Limited Mobility in Horses

Key Takeaways

Limited mobility (LM) in horses is defined as a reduction in agility and/or movement, and is a condition that mainly affects senior and geriatric horses (over 18 years of age).

• Signs of limited mobility include difficulty rising, discomfort with the farrier, and reduced range of motion in the limb joints

• Limited mobility is a non-specific symptom, and is generally associated with orthopedic conditions due to old age

• The most common cause of LM in horses is osteoarthritis

• Diagnostics are focused on identification of the underlying condition, and include physical examination and diagnostic imaging

• Treatment is aimed at treating the underlying cause

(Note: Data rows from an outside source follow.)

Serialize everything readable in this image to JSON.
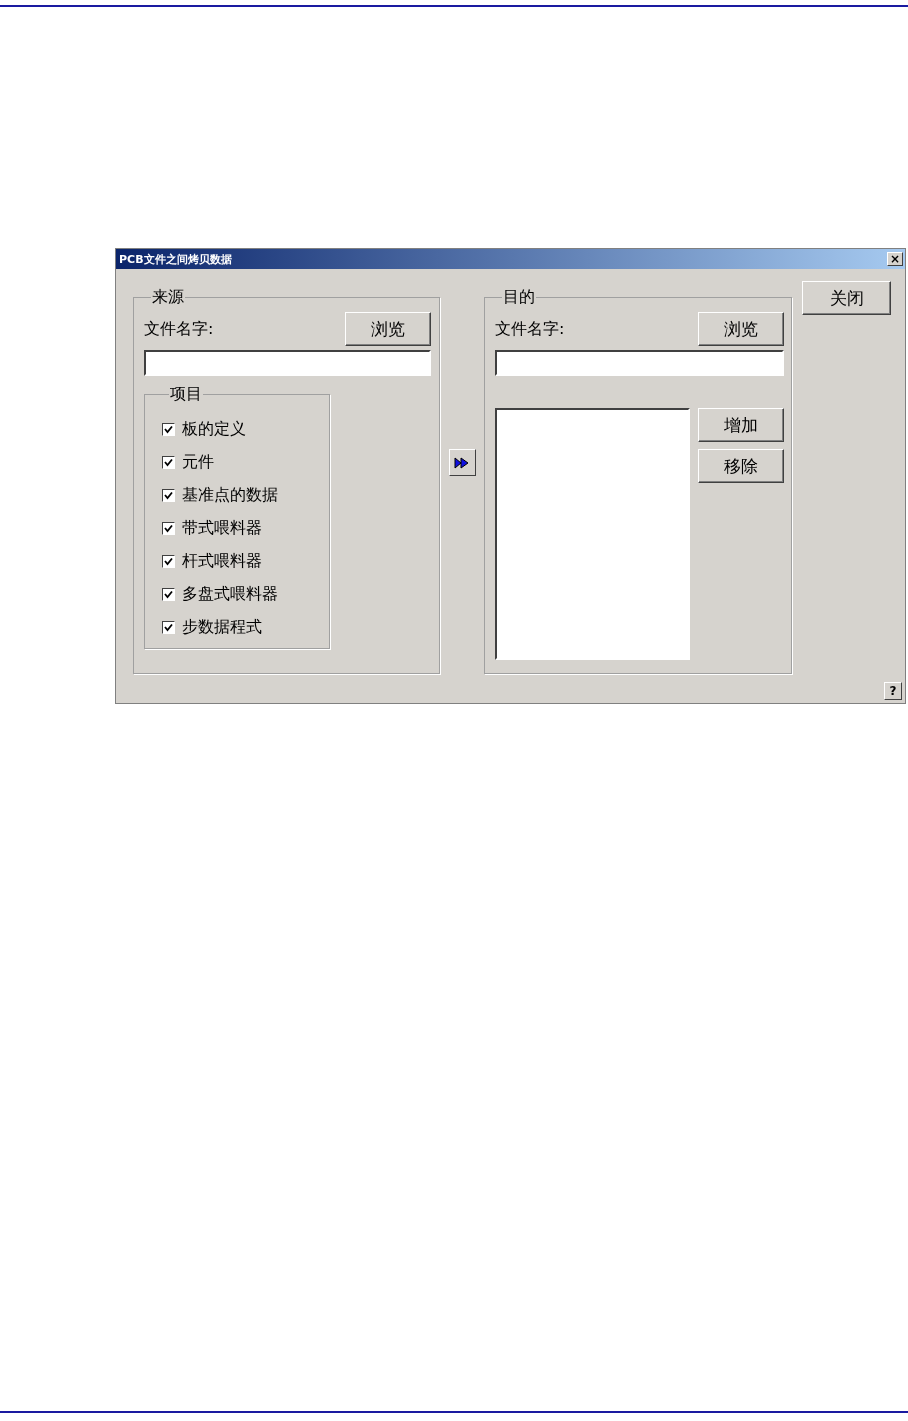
{
  "window": {
    "title": "PCB文件之间烤贝数据",
    "close_button": "×"
  },
  "source": {
    "legend": "来源",
    "file_label": "文件名字:",
    "browse_button": "浏览",
    "items_group": {
      "legend": "项目",
      "items": [
        {
          "label": "板的定义",
          "checked": true
        },
        {
          "label": "元件",
          "checked": true
        },
        {
          "label": "基准点的数据",
          "checked": true
        },
        {
          "label": "带式喂料器",
          "checked": true
        },
        {
          "label": "杆式喂料器",
          "checked": true
        },
        {
          "label": "多盘式喂料器",
          "checked": true
        },
        {
          "label": "步数据程式",
          "checked": true
        }
      ]
    }
  },
  "destination": {
    "legend": "目的",
    "file_label": "文件名字:",
    "browse_button": "浏览",
    "add_button": "增加",
    "remove_button": "移除"
  },
  "close_button": "关闭",
  "help_button": "?"
}
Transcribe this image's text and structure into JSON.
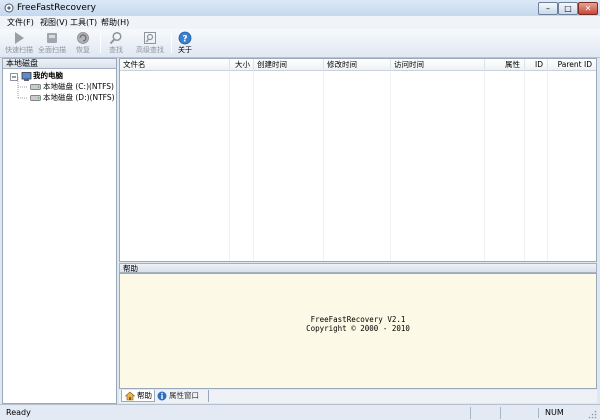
{
  "window": {
    "title": "FreeFastRecovery",
    "minimize": "–",
    "maximize": "□",
    "close": "✕"
  },
  "menu": [
    "文件(F)",
    "视图(V)",
    "工具(T)",
    "帮助(H)"
  ],
  "toolbar": {
    "quick_scan": "快速扫描",
    "full_scan": "全面扫描",
    "recover": "恢复",
    "find": "查找",
    "advanced_find": "高级查找",
    "about": "关于"
  },
  "left_panel": {
    "title": "本地磁盘",
    "tree_root": "我的电脑",
    "drives": [
      "本地磁盘 (C:)(NTFS)",
      "本地磁盘 (D:)(NTFS)"
    ]
  },
  "list": {
    "columns": [
      "文件名",
      "大小",
      "创建时间",
      "修改时间",
      "访问时间",
      "属性",
      "ID",
      "Parent ID"
    ]
  },
  "help": {
    "title": "帮助",
    "line1": "FreeFastRecovery V2.1",
    "line2": "Copyright ©  2000 - 2010"
  },
  "tabs": {
    "help": "帮助",
    "properties": "属性窗口"
  },
  "status": {
    "ready": "Ready",
    "num": "NUM"
  },
  "icons": {
    "app": "app-icon",
    "tree_expand": "minus-box-icon"
  }
}
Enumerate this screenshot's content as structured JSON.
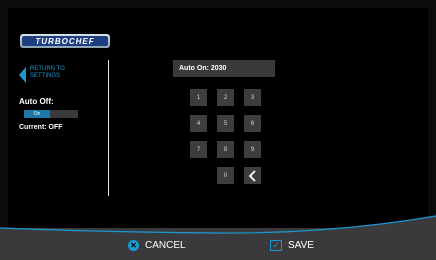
{
  "logo": {
    "text": "TURBOCHEF"
  },
  "sidebar": {
    "return_label": "RETURN TO SETTINGS",
    "auto_off_label": "Auto Off:",
    "toggle_on_label": "On",
    "current_label": "Current: OFF"
  },
  "display": {
    "text": "Auto On:  2030"
  },
  "keypad": {
    "keys": [
      "1",
      "2",
      "3",
      "4",
      "5",
      "6",
      "7",
      "8",
      "9",
      "0"
    ],
    "backspace_icon": "chevron-left-icon"
  },
  "footer": {
    "cancel_label": "CANCEL",
    "save_label": "SAVE"
  },
  "colors": {
    "accent": "#1a99d4",
    "background": "#000000",
    "footer": "#3a3a3d",
    "key": "#3d3d40"
  }
}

• While the prognosis is good for reducing the severity of symptoms, there is no definitive cure for most related underlying causes

• The goal of treatment is pain and symptom management.

A Closer Look: What is Limited Mobility in Horses?

Symptoms of LM range in severity from mild stiffness that disappears with movement, to severe and debilitating lameness. Signs of limited mobility include:

• Decreased joint movement and flexibility • Popping, cracking, or grating sounds when the joint is flexed

• Reduced movement in turnout • Difficulty rising from laying down

• Discomfort during farriery, including trimming or shoeing

Possible Causes

Limited mobility is a non-specific symptom that occurs as a consequence of a number of underlying conditions (generally linked to the animal's advancing age). The most common cause of LM is osteoarthritis. Osteoarthritis, for which there is no cure, is a progressive degenerative condition that causes the degradation of articular cartilage.

Risk Factors

Limited mobility generally affects geriatric horses and is a chronic condition that progresses over time. LM is not an emergency, but prompt medical care is highly advised as it is the best way to improve the animal's quality of life.

Younger horses can suffer from limited mobility, generally as a result of repetitive injury to a joint. Other risk factors for limited mobility include improper trimming or shoeing and genetic predisposition.

Testing and Diagnosis

Diagnosis is focused on identifying the underlying condition causing LM. Diagnostics tools include:

• Physical examination, including a lameness examination  • Diagnostic imaging: X-rays; CT; MRI; ultrasound

• Thermography

Most causes of limited mobility in horses have no cure. Treatment is of a supportive nature with the main goal of reducing pain and inflammation. Common treatment options include:

• Non-steroidal anti-inflammatory drugs (NSAIDs) • Joint supporting medications such as glycosaminoglycans

• Joint injections

Horses with LM may need special management during trimming or shoeing to keep them comfortable. Strategies include lifting the foot for only short periods, adjusting trimming schedules, and allotting longer time for trims. Some horses also benefit from additional pain medication before farriery, under veterinary guidance.

Similar symptoms

LM can be mistaken for sudden lameness, which presents as a sudden onset of change in the animal’s gait and is generally a response to pain in the limbs. Horses with moderate to severe lameness may be unwilling to move around or flex their limbs due to pain. These horses do not have limited mobility, and require immediate veterinary attention.  In contrast, limited mobility is progressive and degenerative, with symptoms developing over time.

Associated Symptoms

Horses suffering from LM often display other symptoms such as:

Lameness in one or more limbs • Joint pain • Joint swelling, including bony protrusions around the joints

• Exercise intolerance

Want to speak to a vet now?

Book an appointment

Health concern with your pet?

Start a video chat with a licensed veterinary professional right now on Vetster!

Book an online vet

Online veterinarian and virtual pet care services available on-demand.

Available now on Apple and Play stores.

Vet on phone